Assignment
From the entries provided below, copy each line that contains the word "Routine".

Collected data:
********

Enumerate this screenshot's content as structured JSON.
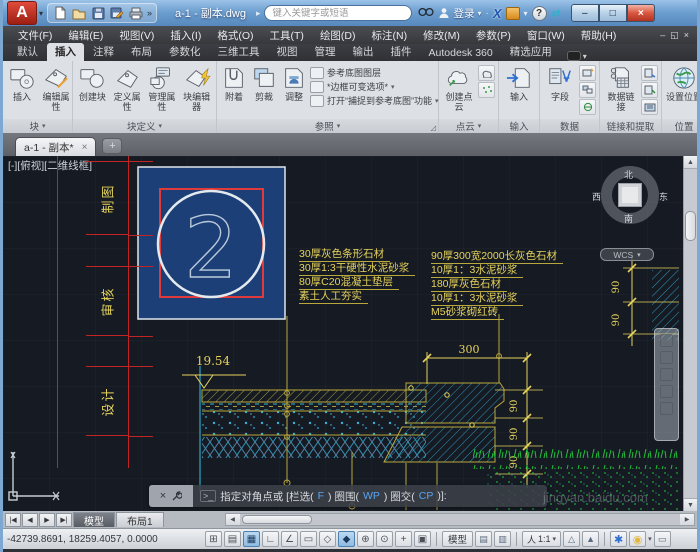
{
  "ui": {
    "caret": "▾",
    "more": "»",
    "arrow": "▸",
    "plus": "+",
    "left": "◀",
    "right": "▶",
    "up": "▲",
    "down": "▼",
    "launcher": "◿",
    "min": "–",
    "max": "□",
    "close": "×",
    "restore": "◱",
    "dot": "·",
    "sync": "⇄",
    "nav_first": "|◀",
    "nav_last": "▶|"
  },
  "titlebar": {
    "doc_title": "a-1 - 副本.dwg",
    "search_placeholder": "键入关键字或短语",
    "signin": "登录",
    "exchange": "X",
    "help": "?"
  },
  "menus": [
    "文件(F)",
    "编辑(E)",
    "视图(V)",
    "插入(I)",
    "格式(O)",
    "工具(T)",
    "绘图(D)",
    "标注(N)",
    "修改(M)",
    "参数(P)",
    "窗口(W)",
    "帮助(H)"
  ],
  "ribbon_tabs": [
    {
      "label": "默认"
    },
    {
      "label": "插入"
    },
    {
      "label": "注释"
    },
    {
      "label": "布局"
    },
    {
      "label": "参数化"
    },
    {
      "label": "三维工具"
    },
    {
      "label": "视图"
    },
    {
      "label": "管理"
    },
    {
      "label": "输出"
    },
    {
      "label": "插件"
    },
    {
      "label": "Autodesk 360"
    },
    {
      "label": "精选应用"
    }
  ],
  "ribbon": {
    "block": {
      "label": "块",
      "insert": "插入",
      "edit_attr": "编辑属性"
    },
    "blockdef": {
      "label": "块定义",
      "create": "创建块",
      "def_attr": "定义属性",
      "manage_attr": "管理属性",
      "editor": "块编辑器"
    },
    "ref": {
      "label": "参照",
      "attach": "附着",
      "clip": "剪裁",
      "adjust": "调整",
      "row1": "参考底图图层",
      "row2": "*边框可变选项*",
      "row3": "打开“捕捉到参考底图”功能"
    },
    "pointcloud": {
      "label": "点云",
      "create": "创建点云"
    },
    "import": {
      "label": "输入",
      "import_btn": "输入"
    },
    "data": {
      "label": "数据",
      "field": "字段"
    },
    "link": {
      "label": "链接和提取",
      "datalink": "数据链接"
    },
    "location": {
      "label": "位置",
      "setloc": "设置位置"
    }
  },
  "file_tab": {
    "title": "a-1 - 副本*"
  },
  "canvas": {
    "viewport_label": "[-][俯视][二维线框]",
    "titleblock": [
      "制图",
      "审核",
      "设计"
    ],
    "ann_left": [
      "30厚灰色条形石材",
      "30厚1:3干硬性水泥砂浆",
      "80厚C20混凝土垫层",
      "素土人工夯实"
    ],
    "ann_right": [
      "90厚300宽2000长灰色石材",
      "10厚1：3水泥砂浆",
      "180厚灰色石材",
      "10厚1：3水泥砂浆",
      "M5砂浆砌红砖"
    ],
    "block_number": "2",
    "dims": {
      "elevation": "19.54",
      "width": "300",
      "chain1": [
        "90",
        "90",
        "90"
      ],
      "chain2": [
        "90",
        "90"
      ]
    },
    "viewcube": {
      "n": "北",
      "s": "南",
      "w": "西",
      "e": "东",
      "wcs": "WCS"
    },
    "ucs": {
      "x": "X",
      "y": "Y"
    },
    "watermark": "jingyan.baidu.com"
  },
  "command": {
    "close": "×",
    "prompt": ">_",
    "parts": [
      "指定对角点或 [栏选(",
      "F",
      ") 圈围(",
      "WP",
      ") 圈交(",
      "CP",
      ")]:"
    ]
  },
  "layoutbar": {
    "nav": [
      "|◀",
      "◀",
      "▶",
      "▶|"
    ],
    "tabs": [
      {
        "label": "模型"
      },
      {
        "label": "布局1"
      }
    ]
  },
  "statusbar": {
    "coords": "-42739.8691, 18259.4057, 0.0000",
    "toggles": [
      {
        "g": "⊞"
      },
      {
        "g": "▤"
      },
      {
        "g": "▦"
      },
      {
        "g": "∟"
      },
      {
        "g": "∠"
      },
      {
        "g": "▭"
      },
      {
        "g": "◇"
      },
      {
        "g": "◆"
      },
      {
        "g": "⊕"
      },
      {
        "g": "⊙"
      },
      {
        "g": "+"
      },
      {
        "g": "▣"
      }
    ],
    "model": "模型",
    "person": "人",
    "scale": "1:1",
    "tri1": "△",
    "tri2": "▲",
    "gear": "✱",
    "bulb": "◉",
    "clean": "▭",
    "page1": "▤",
    "page2": "▥"
  },
  "colors": {
    "cad_yellow": "#e6d35c",
    "cad_red": "#cc2626",
    "cad_cyan": "#2fa8c8",
    "cad_green": "#23bd3a",
    "select_fill": "#1c3f77",
    "frame_blue": "#7da8d2"
  }
}
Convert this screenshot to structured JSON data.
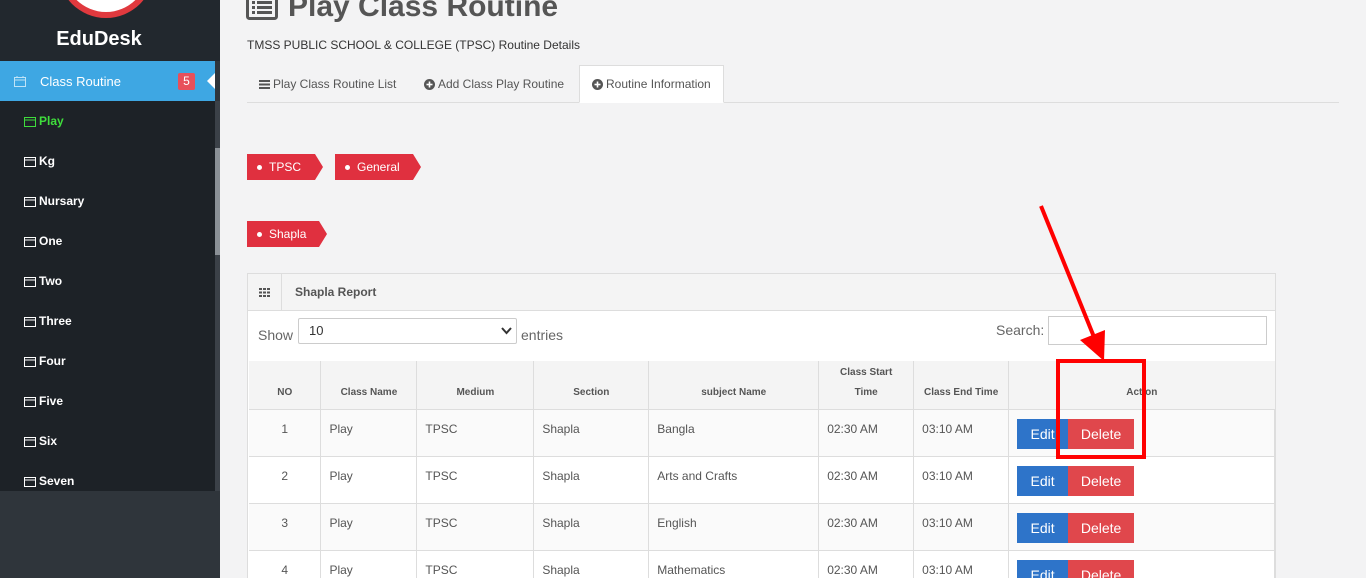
{
  "sidebar": {
    "brand": "EduDesk",
    "active_item": {
      "label": "Class Routine",
      "badge": "5"
    },
    "subitems": [
      "Play",
      "Kg",
      "Nursary",
      "One",
      "Two",
      "Three",
      "Four",
      "Five",
      "Six",
      "Seven"
    ]
  },
  "header": {
    "title": "Play Class Routine",
    "subtitle": "TMSS PUBLIC SCHOOL & COLLEGE (TPSC) Routine Details"
  },
  "tabs": [
    {
      "label": "Play Class Routine List",
      "icon": "list-icon"
    },
    {
      "label": "Add Class Play Routine",
      "icon": "plus-circle-icon"
    },
    {
      "label": "Routine Information",
      "icon": "plus-circle-icon"
    }
  ],
  "tags": {
    "medium": "TPSC",
    "group": "General",
    "section": "Shapla"
  },
  "report": {
    "title": "Shapla Report",
    "show_label": "Show",
    "entries_value": "10",
    "entries_label": "entries",
    "search_label": "Search:",
    "search_value": ""
  },
  "table": {
    "headers": {
      "no": "NO",
      "class_name": "Class Name",
      "medium": "Medium",
      "section": "Section",
      "subject": "subject Name",
      "start_line1": "Class Start",
      "start_line2": "Time",
      "end": "Class End Time",
      "action": "Action"
    },
    "rows": [
      {
        "no": "1",
        "class_name": "Play",
        "medium": "TPSC",
        "section": "Shapla",
        "subject": "Bangla",
        "start": "02:30 AM",
        "end": "03:10 AM"
      },
      {
        "no": "2",
        "class_name": "Play",
        "medium": "TPSC",
        "section": "Shapla",
        "subject": "Arts and Crafts",
        "start": "02:30 AM",
        "end": "03:10 AM"
      },
      {
        "no": "3",
        "class_name": "Play",
        "medium": "TPSC",
        "section": "Shapla",
        "subject": "English",
        "start": "02:30 AM",
        "end": "03:10 AM"
      },
      {
        "no": "4",
        "class_name": "Play",
        "medium": "TPSC",
        "section": "Shapla",
        "subject": "Mathematics",
        "start": "02:30 AM",
        "end": "03:10 AM"
      }
    ],
    "edit_label": "Edit",
    "delete_label": "Delete"
  },
  "colors": {
    "sidebar_bg": "#2f353b",
    "active_nav": "#3ea7e3",
    "tag": "#e0303f",
    "edit": "#2e74c9",
    "delete": "#e0474c",
    "annotation": "#ff0000"
  }
}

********

Reply
      "label": "Class Routine",
    "title": "Play Class Routine",
    "subtitle": "TMSS PUBLIC SCHOOL & COLLEGE (TPSC) Routine Details"
      "label": "Play Class Routine List",
      "label": "Add Class Play Routine",
      "label": "Routine Information",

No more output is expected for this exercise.